Start of Block

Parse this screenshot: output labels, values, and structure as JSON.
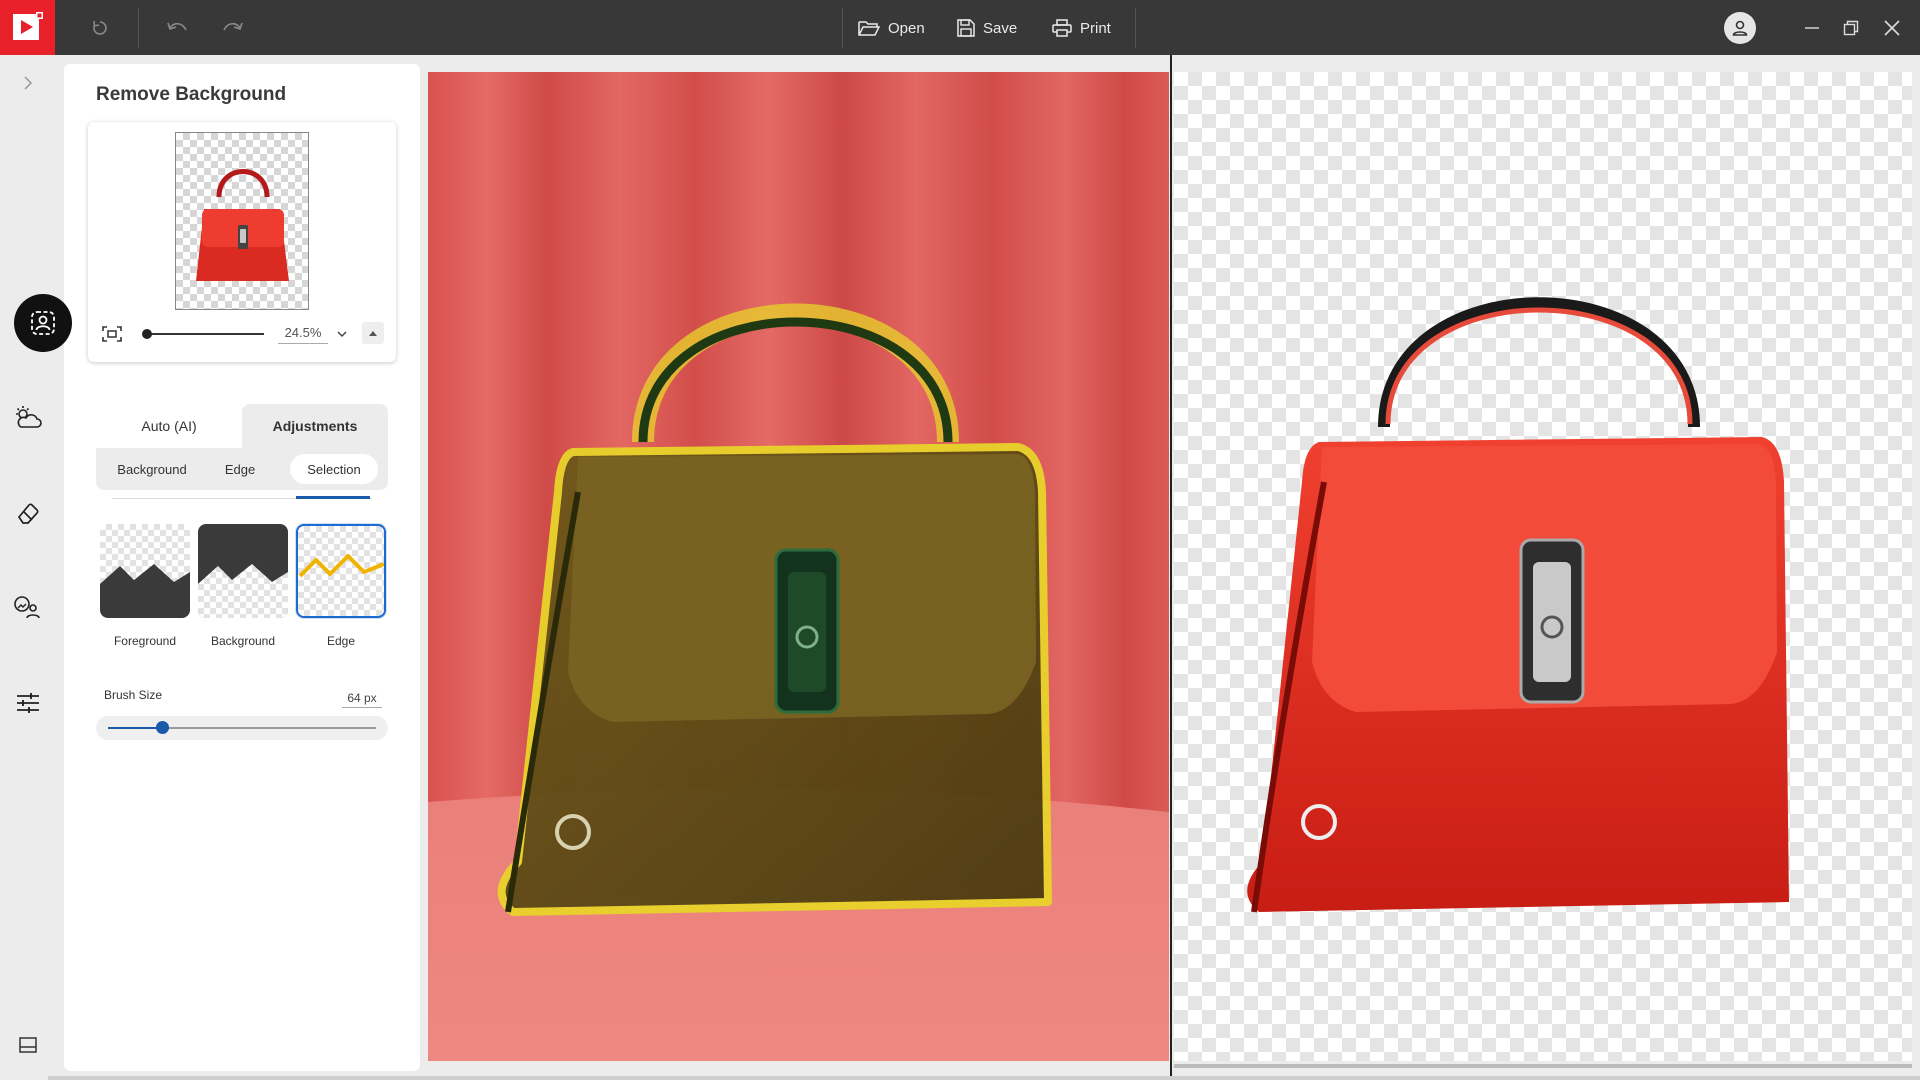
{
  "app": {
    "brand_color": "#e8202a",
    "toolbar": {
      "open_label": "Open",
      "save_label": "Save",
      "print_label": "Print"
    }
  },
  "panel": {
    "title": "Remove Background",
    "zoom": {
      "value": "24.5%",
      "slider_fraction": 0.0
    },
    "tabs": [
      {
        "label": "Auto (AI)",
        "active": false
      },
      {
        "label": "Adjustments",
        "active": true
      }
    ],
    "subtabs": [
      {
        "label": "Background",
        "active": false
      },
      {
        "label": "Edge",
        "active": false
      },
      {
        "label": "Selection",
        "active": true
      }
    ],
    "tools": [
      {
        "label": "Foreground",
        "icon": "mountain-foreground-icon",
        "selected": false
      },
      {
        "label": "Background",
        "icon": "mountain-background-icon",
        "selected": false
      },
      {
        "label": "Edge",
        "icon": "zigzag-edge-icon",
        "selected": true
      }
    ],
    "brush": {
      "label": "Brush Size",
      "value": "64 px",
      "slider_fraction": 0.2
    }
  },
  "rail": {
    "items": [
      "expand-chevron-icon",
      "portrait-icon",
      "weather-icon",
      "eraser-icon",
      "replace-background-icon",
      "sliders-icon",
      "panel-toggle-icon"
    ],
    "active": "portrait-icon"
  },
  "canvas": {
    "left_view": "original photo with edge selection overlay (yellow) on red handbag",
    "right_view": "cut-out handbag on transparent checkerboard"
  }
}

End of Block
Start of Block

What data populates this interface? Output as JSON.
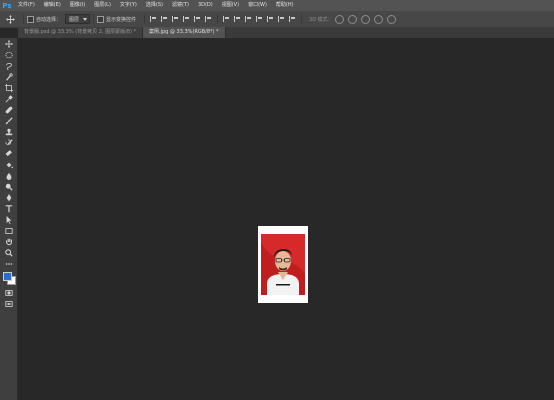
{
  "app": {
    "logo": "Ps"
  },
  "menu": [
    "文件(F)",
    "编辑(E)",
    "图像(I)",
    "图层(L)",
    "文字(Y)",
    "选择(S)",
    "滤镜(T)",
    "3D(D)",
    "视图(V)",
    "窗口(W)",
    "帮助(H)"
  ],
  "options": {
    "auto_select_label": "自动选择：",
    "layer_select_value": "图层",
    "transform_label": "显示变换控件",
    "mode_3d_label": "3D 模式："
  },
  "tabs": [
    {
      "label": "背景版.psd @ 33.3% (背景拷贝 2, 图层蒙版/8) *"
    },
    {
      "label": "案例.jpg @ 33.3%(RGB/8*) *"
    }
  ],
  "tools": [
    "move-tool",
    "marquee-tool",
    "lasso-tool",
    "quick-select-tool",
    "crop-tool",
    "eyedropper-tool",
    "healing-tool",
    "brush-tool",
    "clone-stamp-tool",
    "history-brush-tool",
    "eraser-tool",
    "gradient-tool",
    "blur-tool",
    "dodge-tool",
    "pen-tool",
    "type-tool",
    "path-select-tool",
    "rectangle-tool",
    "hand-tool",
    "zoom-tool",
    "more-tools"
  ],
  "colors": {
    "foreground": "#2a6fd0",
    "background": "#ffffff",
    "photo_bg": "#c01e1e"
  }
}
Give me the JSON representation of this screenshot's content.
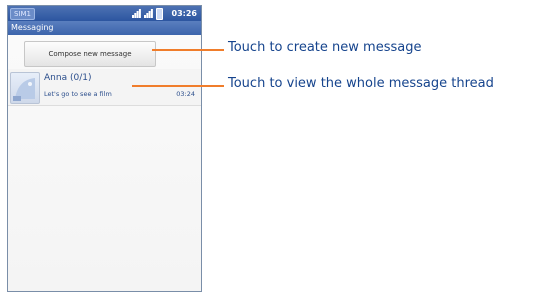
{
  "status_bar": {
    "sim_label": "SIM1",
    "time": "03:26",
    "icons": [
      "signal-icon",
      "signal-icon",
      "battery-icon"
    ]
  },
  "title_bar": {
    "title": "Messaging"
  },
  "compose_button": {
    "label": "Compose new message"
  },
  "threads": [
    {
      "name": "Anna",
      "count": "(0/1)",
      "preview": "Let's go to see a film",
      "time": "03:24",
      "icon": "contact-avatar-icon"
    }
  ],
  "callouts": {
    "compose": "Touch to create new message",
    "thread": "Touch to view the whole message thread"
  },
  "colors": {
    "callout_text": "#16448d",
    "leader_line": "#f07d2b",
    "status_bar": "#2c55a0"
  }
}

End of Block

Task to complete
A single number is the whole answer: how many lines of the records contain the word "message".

Answer for the task
3